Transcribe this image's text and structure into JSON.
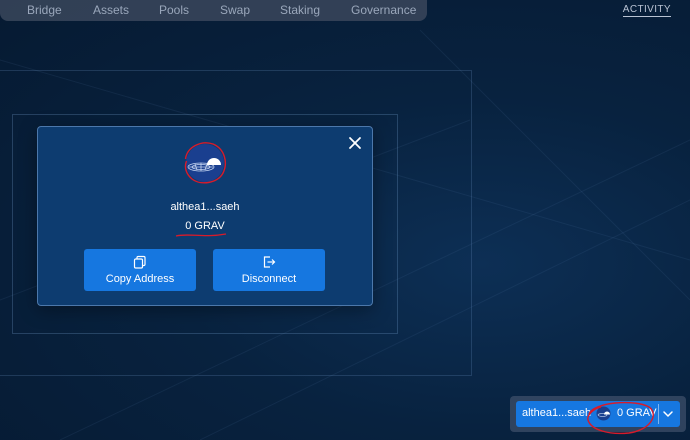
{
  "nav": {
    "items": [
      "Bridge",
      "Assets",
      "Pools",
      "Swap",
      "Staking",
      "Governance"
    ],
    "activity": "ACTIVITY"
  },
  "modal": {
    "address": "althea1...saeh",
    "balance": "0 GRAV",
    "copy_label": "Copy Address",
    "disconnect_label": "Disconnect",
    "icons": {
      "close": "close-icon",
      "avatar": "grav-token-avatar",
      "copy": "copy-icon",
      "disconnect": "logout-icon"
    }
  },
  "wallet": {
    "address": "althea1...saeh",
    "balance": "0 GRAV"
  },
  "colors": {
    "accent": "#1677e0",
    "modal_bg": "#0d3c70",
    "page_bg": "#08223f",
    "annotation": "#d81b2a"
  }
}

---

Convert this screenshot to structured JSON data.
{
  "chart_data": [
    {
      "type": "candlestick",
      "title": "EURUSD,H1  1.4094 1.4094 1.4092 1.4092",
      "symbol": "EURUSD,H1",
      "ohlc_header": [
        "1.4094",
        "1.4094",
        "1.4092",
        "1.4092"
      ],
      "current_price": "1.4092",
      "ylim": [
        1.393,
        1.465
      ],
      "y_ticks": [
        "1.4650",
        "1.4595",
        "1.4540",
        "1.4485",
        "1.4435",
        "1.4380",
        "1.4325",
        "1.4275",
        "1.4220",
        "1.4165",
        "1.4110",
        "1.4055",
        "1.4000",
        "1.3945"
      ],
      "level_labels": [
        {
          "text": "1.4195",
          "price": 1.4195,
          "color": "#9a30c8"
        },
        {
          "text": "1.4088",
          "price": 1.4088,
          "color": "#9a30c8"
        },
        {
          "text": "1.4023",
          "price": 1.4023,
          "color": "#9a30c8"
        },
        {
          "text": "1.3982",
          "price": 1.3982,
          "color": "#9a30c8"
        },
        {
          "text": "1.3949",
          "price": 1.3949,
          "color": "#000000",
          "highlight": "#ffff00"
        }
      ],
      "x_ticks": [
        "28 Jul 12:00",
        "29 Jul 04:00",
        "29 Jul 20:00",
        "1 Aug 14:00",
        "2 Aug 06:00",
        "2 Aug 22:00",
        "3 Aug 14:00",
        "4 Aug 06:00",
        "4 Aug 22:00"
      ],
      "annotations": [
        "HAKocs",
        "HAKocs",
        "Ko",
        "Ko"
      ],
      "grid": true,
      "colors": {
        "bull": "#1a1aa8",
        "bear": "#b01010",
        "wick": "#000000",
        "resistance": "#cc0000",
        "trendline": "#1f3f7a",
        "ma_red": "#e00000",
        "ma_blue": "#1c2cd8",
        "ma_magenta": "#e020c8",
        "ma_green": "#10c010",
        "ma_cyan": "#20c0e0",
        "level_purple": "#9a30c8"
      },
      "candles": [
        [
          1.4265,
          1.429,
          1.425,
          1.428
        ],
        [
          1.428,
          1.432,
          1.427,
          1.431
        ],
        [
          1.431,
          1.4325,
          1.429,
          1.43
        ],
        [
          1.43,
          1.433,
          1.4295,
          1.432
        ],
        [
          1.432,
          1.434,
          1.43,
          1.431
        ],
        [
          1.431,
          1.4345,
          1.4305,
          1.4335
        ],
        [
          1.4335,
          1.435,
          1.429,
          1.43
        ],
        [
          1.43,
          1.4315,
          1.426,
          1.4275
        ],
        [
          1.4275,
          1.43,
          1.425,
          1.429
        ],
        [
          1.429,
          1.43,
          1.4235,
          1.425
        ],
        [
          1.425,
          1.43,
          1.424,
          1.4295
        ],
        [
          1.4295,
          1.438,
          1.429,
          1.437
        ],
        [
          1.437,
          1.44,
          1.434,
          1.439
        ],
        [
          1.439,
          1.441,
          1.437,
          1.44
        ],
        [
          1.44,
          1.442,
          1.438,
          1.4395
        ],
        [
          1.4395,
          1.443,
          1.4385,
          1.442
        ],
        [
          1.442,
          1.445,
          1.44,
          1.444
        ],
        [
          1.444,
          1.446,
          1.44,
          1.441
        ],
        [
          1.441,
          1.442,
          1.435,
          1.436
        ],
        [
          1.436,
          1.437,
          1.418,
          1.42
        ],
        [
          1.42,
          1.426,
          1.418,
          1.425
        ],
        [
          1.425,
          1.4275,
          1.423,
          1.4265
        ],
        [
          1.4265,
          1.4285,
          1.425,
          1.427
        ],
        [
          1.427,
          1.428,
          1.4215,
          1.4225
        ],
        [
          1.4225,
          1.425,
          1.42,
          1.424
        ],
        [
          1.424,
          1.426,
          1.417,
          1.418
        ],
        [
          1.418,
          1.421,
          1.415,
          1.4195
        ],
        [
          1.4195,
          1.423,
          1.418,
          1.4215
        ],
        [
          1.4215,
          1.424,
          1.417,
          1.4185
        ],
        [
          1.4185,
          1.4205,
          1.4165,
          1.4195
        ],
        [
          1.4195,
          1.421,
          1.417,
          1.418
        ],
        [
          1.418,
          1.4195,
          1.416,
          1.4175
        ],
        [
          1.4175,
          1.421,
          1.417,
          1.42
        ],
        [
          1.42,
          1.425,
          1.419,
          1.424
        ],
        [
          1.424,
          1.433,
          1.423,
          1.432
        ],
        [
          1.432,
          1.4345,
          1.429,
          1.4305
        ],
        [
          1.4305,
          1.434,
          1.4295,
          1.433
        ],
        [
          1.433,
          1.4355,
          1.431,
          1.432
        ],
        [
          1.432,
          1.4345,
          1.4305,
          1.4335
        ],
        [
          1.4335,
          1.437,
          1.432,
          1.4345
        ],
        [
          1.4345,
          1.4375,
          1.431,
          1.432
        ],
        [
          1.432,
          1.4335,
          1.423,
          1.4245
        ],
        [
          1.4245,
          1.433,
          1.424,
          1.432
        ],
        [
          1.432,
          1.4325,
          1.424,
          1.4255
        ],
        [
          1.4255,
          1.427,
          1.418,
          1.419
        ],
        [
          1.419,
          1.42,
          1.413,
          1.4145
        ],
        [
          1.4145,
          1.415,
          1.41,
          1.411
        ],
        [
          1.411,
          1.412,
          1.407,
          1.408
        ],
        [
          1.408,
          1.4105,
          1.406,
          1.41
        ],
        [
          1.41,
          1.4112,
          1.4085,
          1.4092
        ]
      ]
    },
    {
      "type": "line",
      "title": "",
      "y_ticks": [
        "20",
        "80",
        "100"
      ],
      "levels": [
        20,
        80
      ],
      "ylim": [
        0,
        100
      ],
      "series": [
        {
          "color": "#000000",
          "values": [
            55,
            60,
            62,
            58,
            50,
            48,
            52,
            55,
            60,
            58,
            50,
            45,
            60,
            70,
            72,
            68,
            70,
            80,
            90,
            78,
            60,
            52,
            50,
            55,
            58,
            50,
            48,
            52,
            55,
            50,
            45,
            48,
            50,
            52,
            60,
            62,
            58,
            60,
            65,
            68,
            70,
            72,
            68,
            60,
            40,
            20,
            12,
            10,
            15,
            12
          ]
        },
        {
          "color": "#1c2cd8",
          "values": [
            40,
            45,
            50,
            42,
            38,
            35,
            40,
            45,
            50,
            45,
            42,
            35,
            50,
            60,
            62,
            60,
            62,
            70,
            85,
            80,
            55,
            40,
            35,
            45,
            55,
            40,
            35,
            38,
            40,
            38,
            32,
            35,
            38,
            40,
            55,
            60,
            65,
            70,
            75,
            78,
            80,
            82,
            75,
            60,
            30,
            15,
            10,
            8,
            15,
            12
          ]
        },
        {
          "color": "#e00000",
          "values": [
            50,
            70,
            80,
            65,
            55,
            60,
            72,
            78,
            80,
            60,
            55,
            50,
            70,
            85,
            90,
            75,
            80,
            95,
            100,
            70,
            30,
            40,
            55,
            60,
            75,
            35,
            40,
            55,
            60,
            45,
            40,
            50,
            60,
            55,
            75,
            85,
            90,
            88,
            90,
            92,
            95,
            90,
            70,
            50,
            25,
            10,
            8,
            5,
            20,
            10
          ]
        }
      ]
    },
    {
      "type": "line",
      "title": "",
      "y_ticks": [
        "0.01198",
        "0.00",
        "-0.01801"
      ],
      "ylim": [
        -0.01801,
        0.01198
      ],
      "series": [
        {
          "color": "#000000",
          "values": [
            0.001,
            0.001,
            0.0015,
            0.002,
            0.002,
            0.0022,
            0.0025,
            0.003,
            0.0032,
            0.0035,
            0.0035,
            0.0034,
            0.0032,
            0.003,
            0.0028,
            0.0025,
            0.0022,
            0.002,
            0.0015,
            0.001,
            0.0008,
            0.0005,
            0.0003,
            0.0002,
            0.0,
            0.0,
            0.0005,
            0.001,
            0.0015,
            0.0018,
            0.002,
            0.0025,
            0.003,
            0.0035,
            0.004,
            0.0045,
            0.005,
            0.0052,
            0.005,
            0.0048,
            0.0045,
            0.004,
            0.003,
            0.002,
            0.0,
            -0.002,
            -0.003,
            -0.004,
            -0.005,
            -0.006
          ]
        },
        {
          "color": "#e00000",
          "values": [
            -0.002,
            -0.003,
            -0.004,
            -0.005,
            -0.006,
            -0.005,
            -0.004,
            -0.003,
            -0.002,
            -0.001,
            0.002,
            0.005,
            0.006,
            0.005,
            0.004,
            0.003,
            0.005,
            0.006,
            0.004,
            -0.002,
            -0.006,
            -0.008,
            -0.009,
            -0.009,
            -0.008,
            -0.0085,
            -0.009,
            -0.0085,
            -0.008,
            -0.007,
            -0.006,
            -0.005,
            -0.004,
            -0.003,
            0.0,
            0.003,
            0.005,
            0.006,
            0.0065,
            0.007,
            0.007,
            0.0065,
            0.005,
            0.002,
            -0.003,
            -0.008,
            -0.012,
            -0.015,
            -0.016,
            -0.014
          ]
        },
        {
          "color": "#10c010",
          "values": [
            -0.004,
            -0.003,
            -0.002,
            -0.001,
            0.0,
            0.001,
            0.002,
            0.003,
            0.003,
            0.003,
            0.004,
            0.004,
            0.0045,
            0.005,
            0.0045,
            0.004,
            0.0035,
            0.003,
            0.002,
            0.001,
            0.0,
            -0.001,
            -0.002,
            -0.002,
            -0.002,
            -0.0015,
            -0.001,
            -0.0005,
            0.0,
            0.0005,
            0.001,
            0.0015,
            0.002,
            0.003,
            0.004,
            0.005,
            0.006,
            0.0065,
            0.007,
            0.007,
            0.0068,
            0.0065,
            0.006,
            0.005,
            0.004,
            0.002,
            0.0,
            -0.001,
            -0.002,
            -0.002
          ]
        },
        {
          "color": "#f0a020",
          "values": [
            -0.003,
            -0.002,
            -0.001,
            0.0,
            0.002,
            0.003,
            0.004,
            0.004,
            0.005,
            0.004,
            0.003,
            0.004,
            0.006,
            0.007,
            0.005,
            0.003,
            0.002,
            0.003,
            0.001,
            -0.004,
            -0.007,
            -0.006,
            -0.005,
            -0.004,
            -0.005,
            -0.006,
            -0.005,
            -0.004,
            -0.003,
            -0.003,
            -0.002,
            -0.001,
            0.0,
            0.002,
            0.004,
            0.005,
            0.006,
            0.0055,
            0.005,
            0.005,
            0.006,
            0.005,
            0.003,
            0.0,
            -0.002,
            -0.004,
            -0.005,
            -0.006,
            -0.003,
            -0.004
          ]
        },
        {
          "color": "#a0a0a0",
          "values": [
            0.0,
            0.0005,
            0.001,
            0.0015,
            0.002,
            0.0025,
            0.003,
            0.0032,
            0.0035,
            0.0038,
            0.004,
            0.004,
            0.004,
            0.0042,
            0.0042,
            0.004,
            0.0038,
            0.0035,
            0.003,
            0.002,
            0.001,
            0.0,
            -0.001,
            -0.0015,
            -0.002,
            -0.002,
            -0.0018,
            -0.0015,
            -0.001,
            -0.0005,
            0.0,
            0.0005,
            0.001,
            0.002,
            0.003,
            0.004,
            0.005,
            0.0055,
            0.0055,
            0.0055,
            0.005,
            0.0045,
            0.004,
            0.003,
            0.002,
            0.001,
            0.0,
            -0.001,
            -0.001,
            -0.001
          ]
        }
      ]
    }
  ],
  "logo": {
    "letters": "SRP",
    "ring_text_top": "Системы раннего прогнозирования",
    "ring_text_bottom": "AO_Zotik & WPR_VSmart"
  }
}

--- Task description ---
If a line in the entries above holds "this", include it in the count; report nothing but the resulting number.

--- Answer section ---
2